Ed Parsons said...

Reason and Energy, Hamburger's study of modern-ish German poetry, is also excellent and a good introduction for English readers to the German tradition.

C. E. Chaffin said...

Excellent recommendation, Rob, now I want this book even though I've given up writing poetry for the nonce.

Cailleach said...

Wow, Rob, right up my street! This sounds excellent. I want it now!

Peter said...

Thanks. Dave at Via Negativa suggested I read your review. I just ordered the book.

Rob said...

I don't think any of you will be disappointed.
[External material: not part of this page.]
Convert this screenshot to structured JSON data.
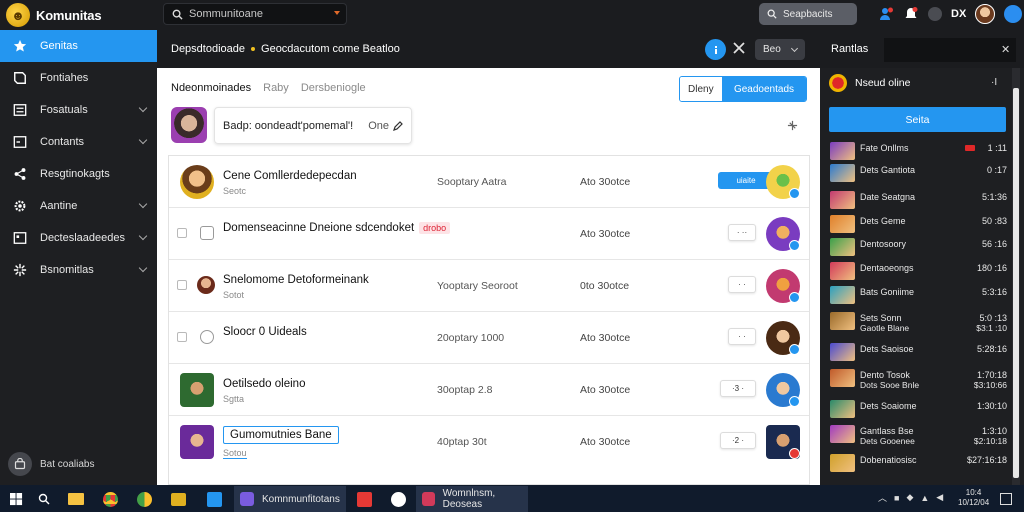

It's not light reading and he throws you straight in at the deep end. I had to read the first chapter on Baudelaire twice, until I was clear about what he was saying. The themes of that chapter recur time and time again in in slightly different forms, But once I'd assimilated it, I found the book very fluently written and always fascinating.

His chapters on Brecht, Celan and Pessoa were especially illuminating.

Cailleach said...

I've ordered it - hopefully in time for going away - this would have been ideal for last year's course on 20thc lit, especially on the 30s poets, early Eliot and then the later poets we studied like O'Hara and later Heaney... oh well, better late than never. It sounds like there will be much to mull over!

Rob said...

Barbara, he doesn't deal with the New York School, and doesn't get as far as Heaney, although he says in his postscript that he made a point of not dealing with contemporaries. The poets may change, the arguments may develop, but you can nearly always find very similar tensions in the past.

Cailleach said...

Reminds me of a topic for an essay last year, and I paraphrase, the past is dealt with as a product of the present, how far would you say Eliot and Woolf are effected by this statement.
Like that other great statement about how we stand on the shoulders of giants in order to see further, but do we?